Fairground 2017-02-26T15:46:41+00:00

The first rides arrived at Alton Towers a long time before the Corkscrew came to the park. Early on in the park’s development as a tourist attraction, a fairground was added in the area behind the Towers where today you might find Cloud Cuckoo Land.

Fact File

Opening Year: 1960
Closing Year: 1979

Attractions

Carousel
Chair-o-Planes
Dodgems
Fun House
Helter Skelter
Loop-o-Plane
Waltzers
and many more..

Before the war, the area had been the site of the Towers’ extensive kitchen gardens and greenhouse complex, but during the war it was built over with temporary structures for the war effort. These buildings soon also became derelict and were pulled down after the park returned to its owners.

The concreted area left rendered the area the perfect place to set up a Fairground, which is exactly what happened a few seasons after the park first opened to the public. A good selection of rides featured in the area over its near twenty year operation, from the traditional, such as dodgems and carousels, through to the more daring, like the loop-o-plane that spent some seasons at the park.

The Fairground was operated by showmen independently of the park itself and so by the nature of travelling fairs, rides came and went relatively regularly over the seasons, giving the fairground the ability to constantly offer guests something new to experience.

The popularity of the fairground meant that after a few seasons its first permanent attraction was added in the form of the Funhouse, which had a giant vertical slide as its premier attraction. Later in its history other relatively permanent attractions were added in the form of an Astroglide and a large Penny Arcade.

It seems that ultimately the Fairground was a victim of its own success. The popularity of the rides can’t have escaped the notice of John Broome, who decided he wanted to turn Alton Towers into a full blown amusement park with a single entry price. This was contrary to the desires of the showmen who ran the fairground who preferred the traditional approach of charging customers per ride.
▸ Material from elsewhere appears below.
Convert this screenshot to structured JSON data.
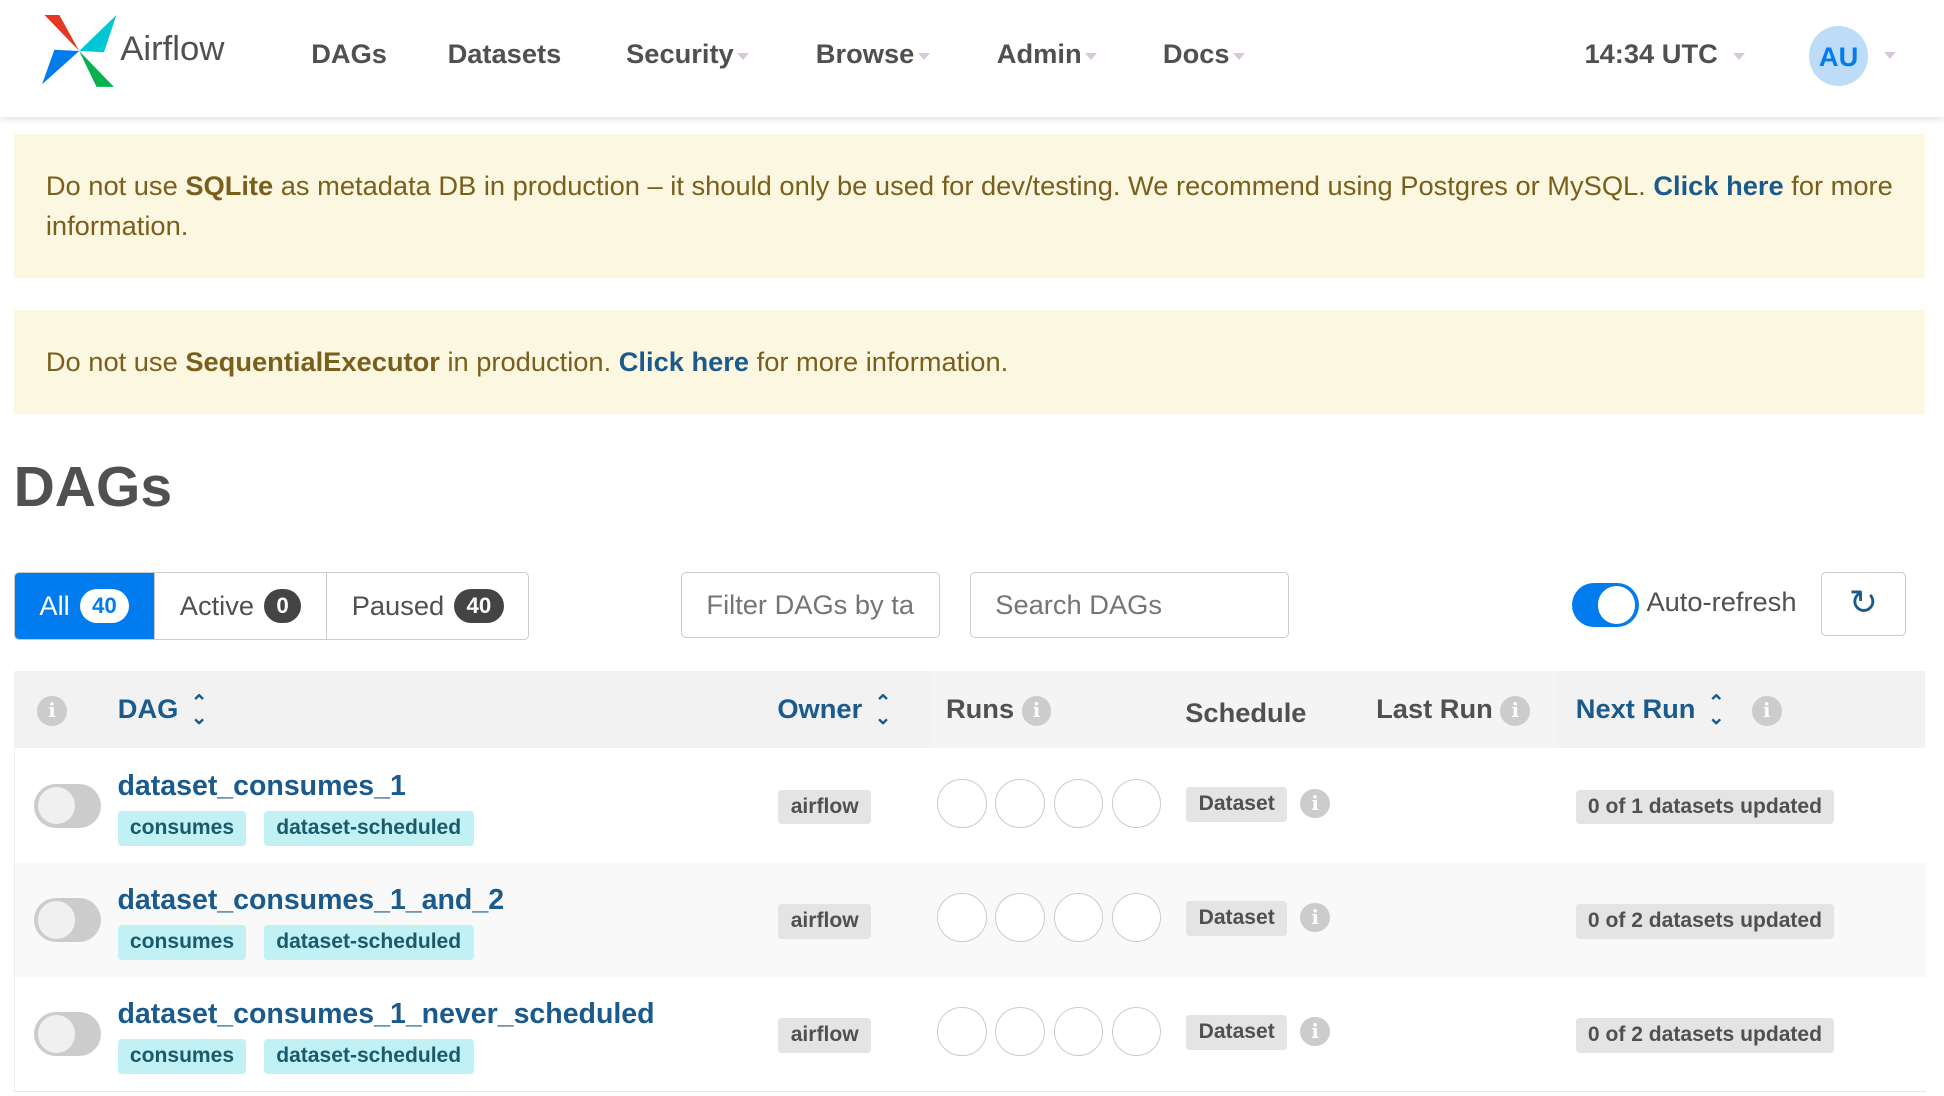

And so as the Corkscrew began to arrive the Fairground departed, leaving the area clear to become Talbot Street the following season. Despite having left over 30 years ago there are still very visible remnants of the Fairground of old. When building Talbot Street, the building that had housed the Fun House was converted into a theatre and is today known as the Cloud Cuckoo Land Theatre. Meanwhile the Penny Arcade now houses the Driving School’s on-ride photo point and Education Centre.